Briegmann wonders if the driverless (autonomous) car would lead to reduced congestion, but also greater sprawl?
Robert Bruegmann via Bloomberg
The driverless car might well substantially alter all the equations: the division between public and private, the collective and individual. Transportation policy has never been as clear as the polemics on the subject would suggest. The taxi, for example, has long shared characteristics of each. In recent years, the divide between public and private transport has been further eroded with the Zipcar (ZIP), Super Shuttle and other on- demand vehicles such as Personal Rapid Transit, a system of small automated vehicles running on guideways. A pioneering and successful example of PRT, constructed in the 1970s, can still be seen in operation in Morgantown, West Virginia.
What the driverless automobile might do is further break down the distinctions. Suppose an individual can summon a vehicle on demand — a small capsule like a golf cart for doing errands in the city, for example, or something more like a van to transport a track team to another city — and that vehicle can go directly from starting point to destination.

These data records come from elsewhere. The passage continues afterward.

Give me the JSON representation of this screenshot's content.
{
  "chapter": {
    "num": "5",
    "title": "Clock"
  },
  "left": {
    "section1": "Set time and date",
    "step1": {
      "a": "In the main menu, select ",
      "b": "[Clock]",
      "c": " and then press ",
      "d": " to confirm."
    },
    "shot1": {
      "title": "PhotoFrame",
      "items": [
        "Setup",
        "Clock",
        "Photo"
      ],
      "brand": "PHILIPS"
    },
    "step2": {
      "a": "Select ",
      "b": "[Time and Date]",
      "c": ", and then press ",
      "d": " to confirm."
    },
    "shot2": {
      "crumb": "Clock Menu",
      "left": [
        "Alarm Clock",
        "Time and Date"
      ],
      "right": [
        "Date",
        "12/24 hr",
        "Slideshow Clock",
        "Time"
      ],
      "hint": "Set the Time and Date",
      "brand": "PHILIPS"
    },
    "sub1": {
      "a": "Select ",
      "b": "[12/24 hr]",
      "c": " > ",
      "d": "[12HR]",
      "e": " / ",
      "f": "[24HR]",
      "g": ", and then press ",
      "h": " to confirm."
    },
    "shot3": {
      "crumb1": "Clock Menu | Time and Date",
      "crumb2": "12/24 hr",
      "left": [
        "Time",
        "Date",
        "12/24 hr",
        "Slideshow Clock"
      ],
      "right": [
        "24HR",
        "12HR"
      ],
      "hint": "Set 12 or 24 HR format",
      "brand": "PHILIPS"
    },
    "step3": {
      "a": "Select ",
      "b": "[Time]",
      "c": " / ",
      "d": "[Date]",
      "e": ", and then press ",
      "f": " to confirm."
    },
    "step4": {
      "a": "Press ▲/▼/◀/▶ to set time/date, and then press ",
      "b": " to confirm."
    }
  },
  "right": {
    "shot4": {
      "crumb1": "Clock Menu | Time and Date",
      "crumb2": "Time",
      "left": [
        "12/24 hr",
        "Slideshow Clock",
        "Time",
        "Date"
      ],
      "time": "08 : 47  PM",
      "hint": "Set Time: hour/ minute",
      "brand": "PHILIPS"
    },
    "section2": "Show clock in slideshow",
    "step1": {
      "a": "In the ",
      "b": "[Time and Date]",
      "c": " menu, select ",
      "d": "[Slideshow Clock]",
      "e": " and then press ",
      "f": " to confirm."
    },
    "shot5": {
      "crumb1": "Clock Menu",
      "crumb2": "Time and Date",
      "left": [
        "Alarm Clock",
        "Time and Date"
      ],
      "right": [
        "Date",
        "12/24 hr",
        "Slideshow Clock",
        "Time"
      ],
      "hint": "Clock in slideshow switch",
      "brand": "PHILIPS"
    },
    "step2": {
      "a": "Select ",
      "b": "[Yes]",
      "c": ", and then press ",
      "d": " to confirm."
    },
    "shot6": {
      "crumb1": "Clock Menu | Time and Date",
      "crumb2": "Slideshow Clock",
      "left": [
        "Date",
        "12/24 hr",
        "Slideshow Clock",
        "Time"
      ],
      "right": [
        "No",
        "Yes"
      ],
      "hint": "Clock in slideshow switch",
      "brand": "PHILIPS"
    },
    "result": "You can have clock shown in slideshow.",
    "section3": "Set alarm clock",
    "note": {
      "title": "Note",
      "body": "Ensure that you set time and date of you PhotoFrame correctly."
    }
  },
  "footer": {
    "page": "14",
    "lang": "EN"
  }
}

The flexibility this system could provide might well reduce the incentive for owning an automobile, which has to serve all purposes, is expensive to buy and maintain, and in most cases spends most of its time taking up valuable space in a garage or parking lot.
If the driverless car reduces congestion by maximizing the use of existing highways and taking passengers farther and faster with greater comfort, it could lead to even more dispersed cities. But it could also have the opposite effect.
Given the large amount of space devoted to roads and parking in American cities, even minor increases in collective use of vehicles could lead to less need for new pavement and parking and to higher residential and commercial densities. This would reinforce a trend that is already visible, as new development at the far suburban edge of most urban regions is currently being created at higher densities than in the past and there is a great deal of infill in city centers and close-in suburbs.
Although the driverless automobile, like almost every technological advance, will undoubtedly bring on a great many new problems, it could also help ease several existing problems caused by the automobile, notably traffic fatalities and congestion.
My bet is that the transition will follow an S curve of adoption, with very different models at different stages. At first, when less than 15% of the population use auto-autos it will be like today’s electric cars: a personal choice, but basically leading to only small changes in the ecosystem: for example, very few chargers at strip malls and offices. It is only after the early majority start to adopt auto-autos that things will really change, and I bet it will unfold fastest in cities.
Bruegman mentions taxis as vehicles that have elements of both public and private transportation. What happens, though, when taxis are autonomous, and no longer require taxi drivers? First of all, they become much much cheaper. Let’s imagine that 50% of the expense of a taxi is the human driving it. So taxi fares could — would — drop by at least half, and probably more, including the tip!
In such a scenario, those living anywhere with a high enough population density to support taxis would have very strong motivations to not own a car, much more so that today, even given taxis, Zipcar and other public transport. In areas of lower density, even those where taxis are not really viable in large numbers, taxis would become much more prevalent.
My sense is that this would allow for a strong incentive for people to move from lower to higher density areas, along with the added benefit of not requiring parking for the no-longer necessary car.